As if to say.

What’s this little ol white thing doing out here?

And how’s your kids going?

Farting around.

Welcome to the major leagues.

If you’d like to play admaker at the same level there’s a lesson in this for you.

Acting like what you’re doing is as hard as it actually is and as draining as it actually is and demanding as it actually is and as complicated as it actually is not only doesn’t make for a pleasant show, it hurts your ability to play at the major league level.

A fielder making a catch, a pitcher dooking a runner into revealing his intentions, or a batter hitting a 93-mph fastball.

If they’re all worked up, they’ll blow it.

A slugger so stoked to hit the ball that his heart is thumping will swing at a pitch off the plate he should take for a ball.

That’s why ballplayers play careless.

And why you should go about admaking the same way.

If you get so all-fired-up at writing an idea you think works.

How will you respond when the client questions it?

What will be the body language that gets shouted at your creative director when he asks you to change the whale in your story from a right to a sperm?

Is it likely you’ll be understanding when it turns out the presentation will be an hour earlier?

How will you behave in the meeting when it’s clear the proposal is dead?

Will you be able to calmly state that there are a hundred other ideas that might work just as well or better?

Which is not only true.

It’s the one truth that worked-up-ness makes stick most in the client’s craw.

That keeps him from trusting you.

Play with carelessness. Play like it’s play.

It doesn’t just look cool.

It earns trust.

The one attribute all great ads share is …

… not how insightful the strategic thinking was.

… not how expensive the production was.

… not how attractive the models were.

… not how famous the voiceover was.

… not how terrific the product was.

… not how funny the commercial was.

… not how long it took the art director to kern the type.

… not how graceful the copywriter’s sentences were.

… not how targeted the media buy was.

The one attribute all great ads share is the audience didn’t see them coming.

So they didn’t get out of the way.

They stood sat or laid there with open eyes & open hearts & unguarded souls.

And took the full shot.

Everything else–the insightful thinking, the humor, the deft sentence, the beautiful type.

All good.

But useless if the audience sees it coming.

Stop telling people what to do.

Have you noticed how rarely wisdom is acquired by its owner from the words of others?

How it is gotten almost exclusively by the repeated bearing of the consequences of its absence?

Don’t tell people what to do.

They don’t listen.


Write them a story.

Maybe the story of where they are.

How they got there.

What’s on the other side of the wall.

Who they are underneath.

They won’t listen to you telling them what to do.

But they’ll listen to your story.

And if your story is true.

It will be a map to them.

All good stories are maps.

And if they have a map, maybe they’ll look at it when the consequences start to pile up.

ps Right now you’re thinking sheesh, that’s so gauzy, so indistinct; advertising can’t be made like that.
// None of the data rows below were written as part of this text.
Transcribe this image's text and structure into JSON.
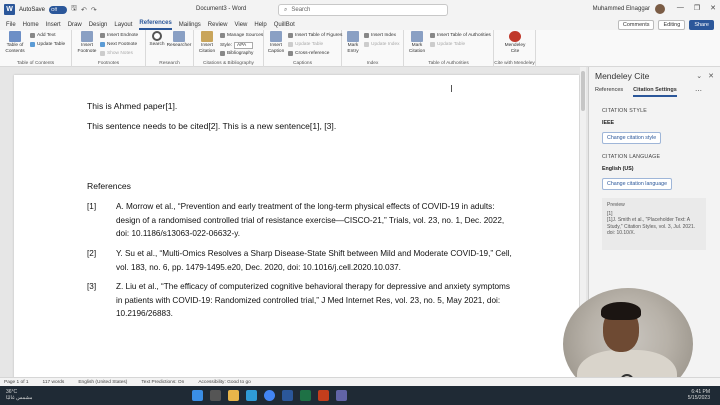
{
  "titlebar": {
    "app_icon": "W",
    "autosave_label": "AutoSave",
    "autosave_state": "Off",
    "doc_title": "Document3 - Word",
    "search_placeholder": "Search",
    "user_name": "Muhammed Elnaggar",
    "controls": [
      "—",
      "❐",
      "✕"
    ]
  },
  "tabs": [
    "File",
    "Home",
    "Insert",
    "Draw",
    "Design",
    "Layout",
    "References",
    "Mailings",
    "Review",
    "View",
    "Help",
    "QuillBot"
  ],
  "active_tab": "References",
  "tab_buttons": {
    "comments": "Comments",
    "editing": "Editing",
    "share": "Share"
  },
  "ribbon": {
    "toc": {
      "big": "Table of Contents",
      "add_text": "Add Text",
      "update_table": "Update Table",
      "group": "Table of Contents"
    },
    "footnotes": {
      "big": "Insert Footnote",
      "insert_endnote": "Insert Endnote",
      "next_footnote": "Next Footnote",
      "show_notes": "Show Notes",
      "group": "Footnotes"
    },
    "research": {
      "search": "Search",
      "researcher": "Researcher",
      "group": "Research"
    },
    "citations": {
      "big": "Insert Citation",
      "manage_sources": "Manage Sources",
      "style_label": "Style:",
      "style_value": "APA",
      "bibliography": "Bibliography",
      "group": "Citations & Bibliography"
    },
    "captions": {
      "big": "Insert Caption",
      "insert_tof": "Insert Table of Figures",
      "update_table": "Update Table",
      "cross_ref": "Cross-reference",
      "group": "Captions"
    },
    "index": {
      "big": "Mark Entry",
      "insert_index": "Insert Index",
      "update_index": "Update Index",
      "group": "Index"
    },
    "toa": {
      "big": "Mark Citation",
      "insert_toa": "Insert Table of Authorities",
      "update_table": "Update Table",
      "group": "Table of Authorities"
    },
    "mendeley": {
      "big": "Mendeley Cite",
      "group": "Cite with Mendeley"
    }
  },
  "document": {
    "line1": "This is Ahmed paper[1].",
    "line2": "This sentence needs to be cited[2]. This is a new sentence[1], [3].",
    "references_heading": "References",
    "references": [
      {
        "num": "[1]",
        "text": "A. Morrow et al., “Prevention and early treatment of the long-term physical effects of COVID-19 in adults: design of a randomised controlled trial of resistance exercise—CISCO-21,” Trials, vol. 23, no. 1, Dec. 2022, doi: 10.1186/s13063-022-06632-y."
      },
      {
        "num": "[2]",
        "text": "Y. Su et al., “Multi-Omics Resolves a Sharp Disease-State Shift between Mild and Moderate COVID-19,” Cell, vol. 183, no. 6, pp. 1479-1495.e20, Dec. 2020, doi: 10.1016/j.cell.2020.10.037."
      },
      {
        "num": "[3]",
        "text": "Z. Liu et al., “The efficacy of computerized cognitive behavioral therapy for depressive and anxiety symptoms in patients with COVID-19: Randomized controlled trial,” J Med Internet Res, vol. 23, no. 5, May 2021, doi: 10.2196/26883."
      }
    ]
  },
  "pane": {
    "title": "Mendeley Cite",
    "tabs": [
      "References",
      "Citation Settings"
    ],
    "active_tab": "Citation Settings",
    "citation_style_heading": "CITATION STYLE",
    "citation_style_value": "IEEE",
    "change_style_btn": "Change citation style",
    "citation_language_heading": "CITATION LANGUAGE",
    "citation_language_value": "English (US)",
    "change_language_btn": "Change citation language",
    "preview_label": "Preview",
    "preview_num": "[1]",
    "preview_text": "[1]J. Smith et al., \"Placeholder Text: A Study,\" Citation Styles, vol. 3, Jul. 2021. doi: 10.10/X."
  },
  "status": {
    "page": "Page 1 of 1",
    "words": "117 words",
    "language": "English (United States)",
    "text_predictions": "Text Predictions: On",
    "accessibility": "Accessibility: Good to go"
  },
  "taskbar": {
    "weather_temp": "36°C",
    "weather_desc": "مشمس غالبًا",
    "time": "6:41 PM",
    "date": "5/15/2023"
  },
  "colors": {
    "accent": "#2b579a",
    "taskbar": "#1f2a35"
  }
}
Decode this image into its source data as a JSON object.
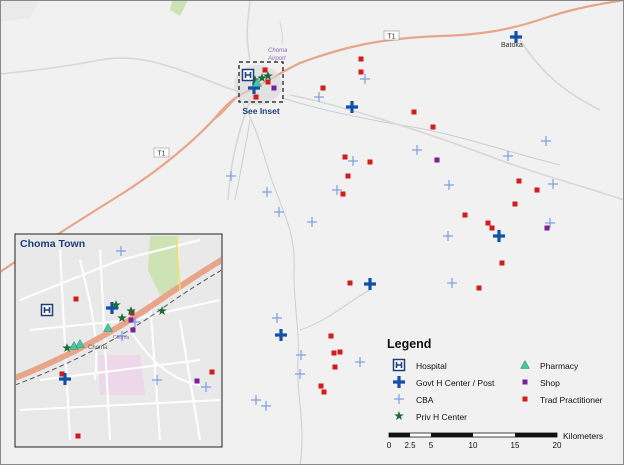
{
  "map": {
    "labels": {
      "road_main": "T1",
      "road_secondary": "T1",
      "town_batoka": "Batoka",
      "airport": "Choma Airport",
      "airport_line1": "Choma",
      "airport_line2": "Airport",
      "see_inset": "See Inset"
    },
    "inset": {
      "title": "Choma Town",
      "town_label": "Choma",
      "area_label": "Choma"
    }
  },
  "legend": {
    "title": "Legend",
    "items": [
      {
        "label": "Hospital",
        "symbol": "hospital-icon"
      },
      {
        "label": "Govt  H Center / Post",
        "symbol": "govt-cross-icon"
      },
      {
        "label": "CBA",
        "symbol": "cba-plus-icon"
      },
      {
        "label": "Priv H Center",
        "symbol": "star-icon"
      },
      {
        "label": "Pharmacy",
        "symbol": "triangle-icon"
      },
      {
        "label": "Shop",
        "symbol": "square-icon"
      },
      {
        "label": "Trad Practitioner",
        "symbol": "small-square-icon"
      }
    ],
    "colors": {
      "hospital": "#1f3b7a",
      "govt": "#1350a8",
      "cba": "#7f9fe0",
      "priv": "#1c6b3a",
      "pharmacy": "#46c6a1",
      "shop": "#7a1f9c",
      "trad": "#d01c1c"
    }
  },
  "scale": {
    "unit": "Kilometers",
    "ticks": [
      "0",
      "2.5",
      "5",
      "10",
      "15",
      "20"
    ]
  }
}
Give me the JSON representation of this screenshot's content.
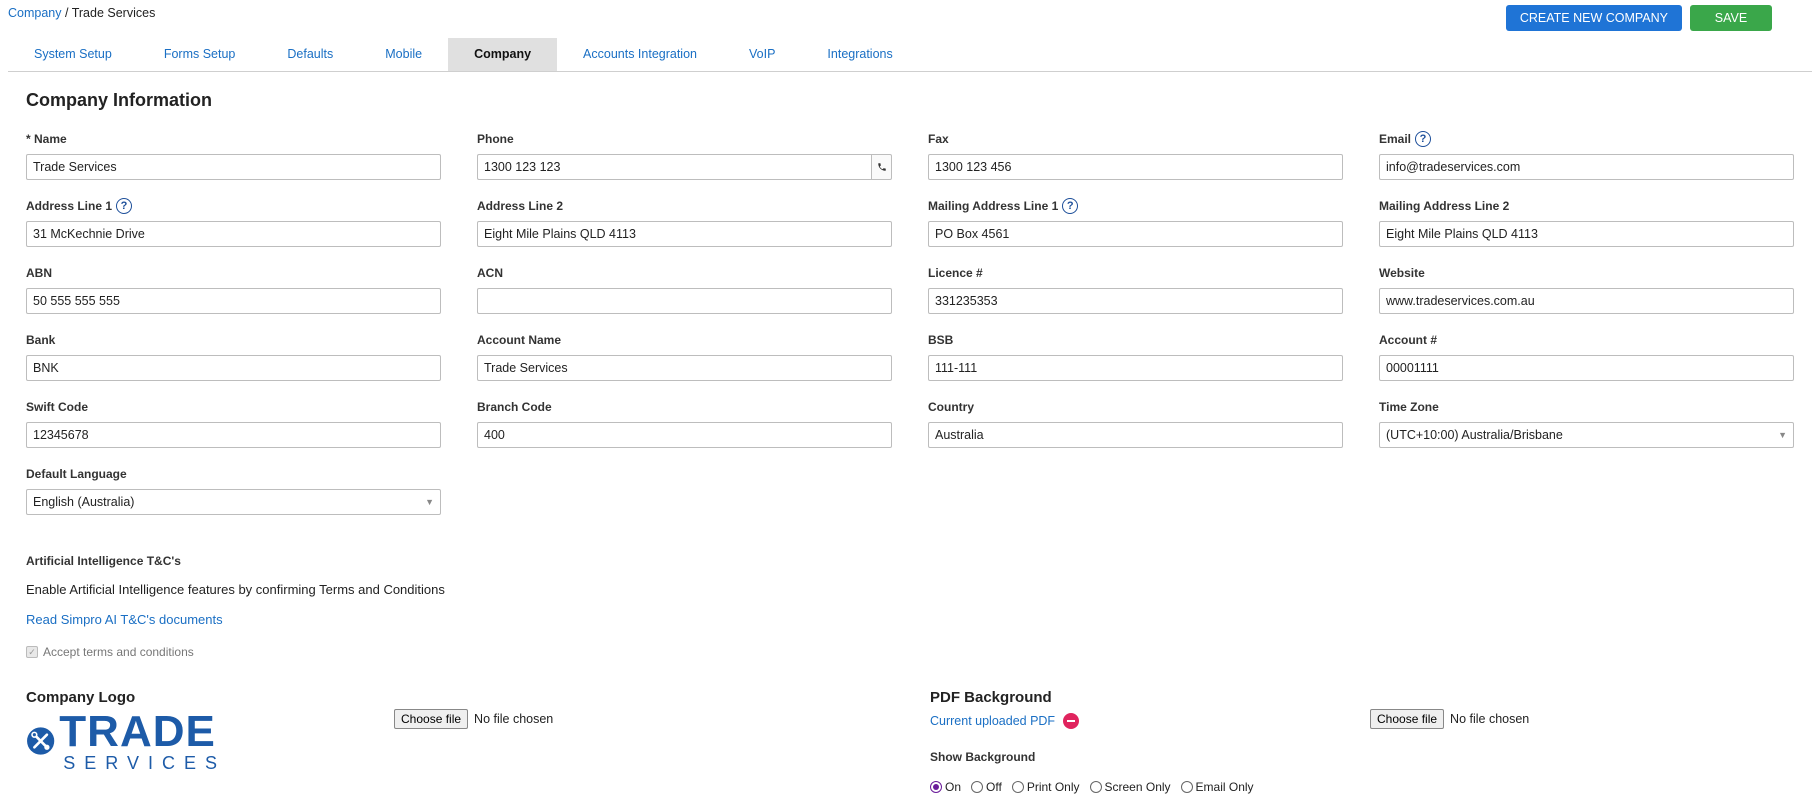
{
  "breadcrumb": {
    "root": "Company",
    "sep": "/",
    "current": "Trade Services"
  },
  "actions": {
    "create_label": "CREATE NEW COMPANY",
    "save_label": "SAVE"
  },
  "tabs": [
    "System Setup",
    "Forms Setup",
    "Defaults",
    "Mobile",
    "Company",
    "Accounts Integration",
    "VoIP",
    "Integrations"
  ],
  "active_tab": "Company",
  "section_title": "Company Information",
  "fields": {
    "name": {
      "label": "* Name",
      "value": "Trade Services"
    },
    "phone": {
      "label": "Phone",
      "value": "1300 123 123"
    },
    "fax": {
      "label": "Fax",
      "value": "1300 123 456"
    },
    "email": {
      "label": "Email",
      "value": "info@tradeservices.com"
    },
    "address1": {
      "label": "Address Line 1",
      "value": "31 McKechnie Drive"
    },
    "address2": {
      "label": "Address Line 2",
      "value": "Eight Mile Plains QLD 4113"
    },
    "mailing1": {
      "label": "Mailing Address Line 1",
      "value": "PO Box 4561"
    },
    "mailing2": {
      "label": "Mailing Address Line 2",
      "value": "Eight Mile Plains QLD 4113"
    },
    "abn": {
      "label": "ABN",
      "value": "50 555 555 555"
    },
    "acn": {
      "label": "ACN",
      "value": ""
    },
    "licence": {
      "label": "Licence #",
      "value": "331235353"
    },
    "website": {
      "label": "Website",
      "value": "www.tradeservices.com.au"
    },
    "bank": {
      "label": "Bank",
      "value": "BNK"
    },
    "account_name": {
      "label": "Account Name",
      "value": "Trade Services"
    },
    "bsb": {
      "label": "BSB",
      "value": "111-111"
    },
    "account_no": {
      "label": "Account #",
      "value": "00001111"
    },
    "swift": {
      "label": "Swift Code",
      "value": "12345678"
    },
    "branch": {
      "label": "Branch Code",
      "value": "400"
    },
    "country": {
      "label": "Country",
      "value": "Australia"
    },
    "timezone": {
      "label": "Time Zone",
      "value": "(UTC+10:00) Australia/Brisbane"
    },
    "language": {
      "label": "Default Language",
      "value": "English (Australia)"
    }
  },
  "help_glyph": "?",
  "ai": {
    "title": "Artificial Intelligence T&C's",
    "description": "Enable Artificial Intelligence features by confirming Terms and Conditions",
    "link": "Read Simpro AI T&C's documents",
    "accept": "Accept terms and conditions",
    "accepted": true
  },
  "logo_section": {
    "title": "Company Logo",
    "choose_label": "Choose file",
    "no_file": "No file chosen"
  },
  "pdf_section": {
    "title": "PDF Background",
    "current_link": "Current uploaded PDF",
    "choose_label": "Choose file",
    "no_file": "No file chosen",
    "show_label": "Show Background",
    "options": [
      "On",
      "Off",
      "Print Only",
      "Screen Only",
      "Email Only"
    ],
    "selected": "On"
  },
  "colors": {
    "primary_blue": "#1f74d6",
    "save_green": "#3aa74a",
    "logo_blue": "#1d5ba8",
    "remove_red": "#e0245e",
    "radio_purple": "#6a1b9a"
  },
  "icons": {
    "phone": "phone-icon",
    "help": "help-icon",
    "remove": "remove-icon",
    "dropdown": "chevron-down-icon"
  }
}
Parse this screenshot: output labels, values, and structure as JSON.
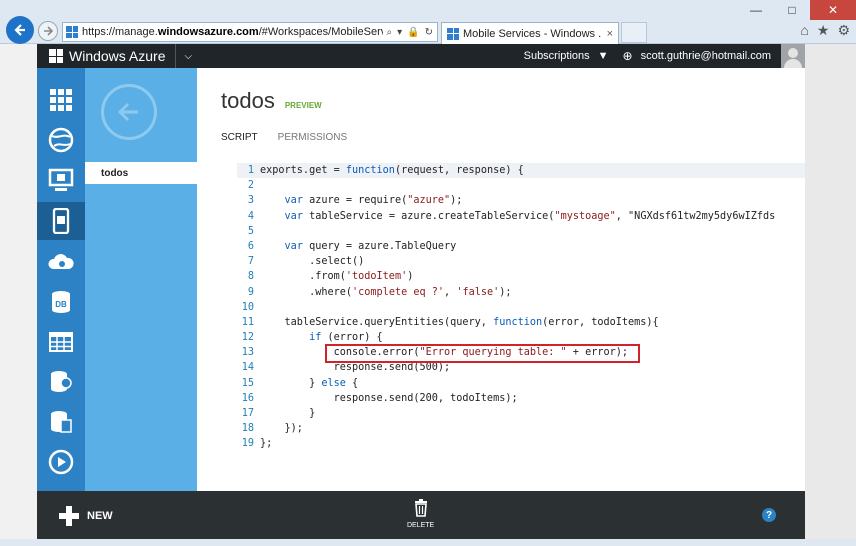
{
  "browser": {
    "url_prefix": "https://manage.",
    "url_domain": "windowsazure.com",
    "url_suffix": "/#Workspaces/MobileServicesExter",
    "tab_title": "Mobile Services - Windows ...",
    "tab_close": "×",
    "window_buttons": [
      "—",
      "□",
      "✕"
    ]
  },
  "topbar": {
    "brand": "Windows Azure",
    "subscriptions": "Subscriptions",
    "email": "scott.guthrie@hotmail.com"
  },
  "rail": {
    "items": [
      "all-items",
      "web-sites",
      "virtual-machines",
      "mobile-services",
      "cloud-services",
      "sql-databases",
      "storage",
      "hdinsight",
      "media-services"
    ],
    "db_label": "DB"
  },
  "panel": {
    "selected_item": "todos"
  },
  "main": {
    "title": "todos",
    "badge": "PREVIEW",
    "tabs": [
      {
        "label": "SCRIPT"
      },
      {
        "label": "PERMISSIONS"
      }
    ]
  },
  "code": {
    "lines": [
      "exports.get = function(request, response) {",
      "",
      "    var azure = require(\"azure\");",
      "    var tableService = azure.createTableService(\"mystoage\", \"NGXdsf61tw2my5dy6wIZfds",
      "",
      "    var query = azure.TableQuery",
      "        .select()",
      "        .from('todoItem')",
      "        .where('complete eq ?', 'false');",
      "",
      "    tableService.queryEntities(query, function(error, todoItems){",
      "        if (error) {",
      "            console.error(\"Error querying table: \" + error);",
      "            response.send(500);",
      "        } else {",
      "            response.send(200, todoItems);",
      "        }",
      "    });",
      "};"
    ]
  },
  "commandbar": {
    "new_label": "NEW",
    "delete_label": "DELETE",
    "help_label": "?"
  },
  "colors": {
    "accent": "#2c82c4",
    "panel": "#5ab0e6",
    "highlight_box": "#d1232a",
    "preview": "#6aa831"
  }
}
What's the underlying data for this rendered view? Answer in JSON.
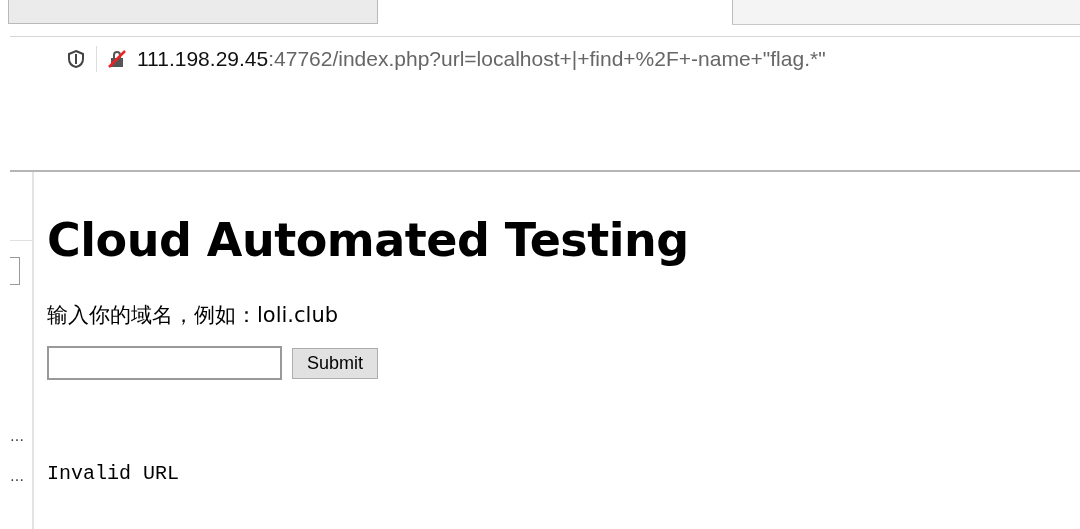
{
  "address_bar": {
    "host": "111.198.29.45",
    "rest": ":47762/index.php?url=localhost+|+find+%2F+-name+\"flag.*\""
  },
  "side_gutter": {
    "marks": [
      "…",
      "…"
    ]
  },
  "page": {
    "heading": "Cloud Automated Testing",
    "prompt": "输入你的域名，例如：loli.club",
    "submit": "Submit",
    "output": "Invalid URL"
  }
}
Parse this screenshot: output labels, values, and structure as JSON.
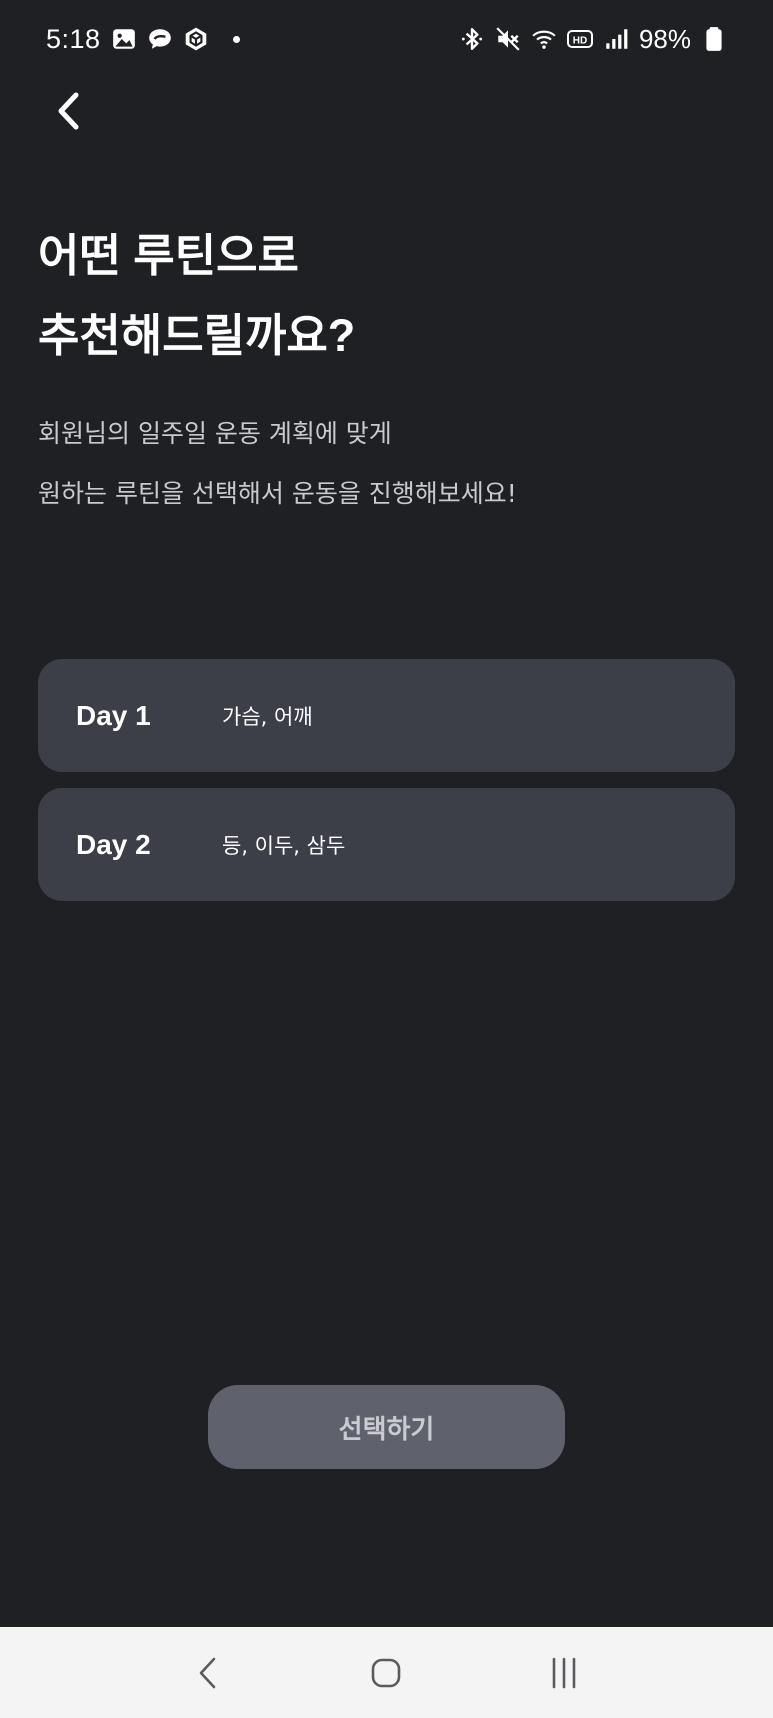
{
  "status_bar": {
    "time": "5:18",
    "battery": "98%",
    "left_icons": [
      "gallery-icon",
      "chat-bubble-icon",
      "cube-app-icon"
    ],
    "right_icons": [
      "bluetooth-icon",
      "mute-icon",
      "wifi-icon",
      "hd-icon",
      "signal-icon",
      "battery-icon"
    ]
  },
  "header": {
    "back_icon": "chevron-left-icon"
  },
  "title": {
    "line1": "어떤 루틴으로",
    "line2": "추천해드릴까요?"
  },
  "subtitle": {
    "line1": "회원님의 일주일 운동 계획에 맞게",
    "line2": "원하는 루틴을 선택해서 운동을 진행해보세요!"
  },
  "routines": [
    {
      "day": "Day 1",
      "parts": "가슴, 어깨"
    },
    {
      "day": "Day 2",
      "parts": "등, 이두, 삼두"
    }
  ],
  "select_button": {
    "label": "선택하기"
  },
  "nav_bar": {
    "icons": [
      "nav-back-icon",
      "nav-home-icon",
      "nav-recents-icon"
    ]
  },
  "colors": {
    "background": "#1f2024",
    "card": "#3c3f48",
    "button": "#5f626c",
    "button_text": "#c9cbd0",
    "subtitle_text": "#c9cacd",
    "nav_bar": "#f4f4f5"
  }
}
To which I can only reply: Take a look at what may be the best TV commercial ever made and tell me that isn’t exactly what they did.

Our souls live in great need of anything but normal.

Normal does us no good.

We have got normal coming out of our ears.

We are drowning, sinking, falling to the bottom of the pit of normal.

Are you prepared to be radical?

We’ll buy that.


I’ll take a large glass, cup, box, shipping container, railroad freight car full of radical right here without asking the price.

Because normal is what got us to where we are.

If you’re making ads.

Don’t even think of offering us a more clever way of looking at normal.

It can’t help.

Forget clever, sneaky, hidden, sudden, false.

Forget everything normal.

Give us radical.

Nothing else is worth the effort of moving our eyes over to look at it.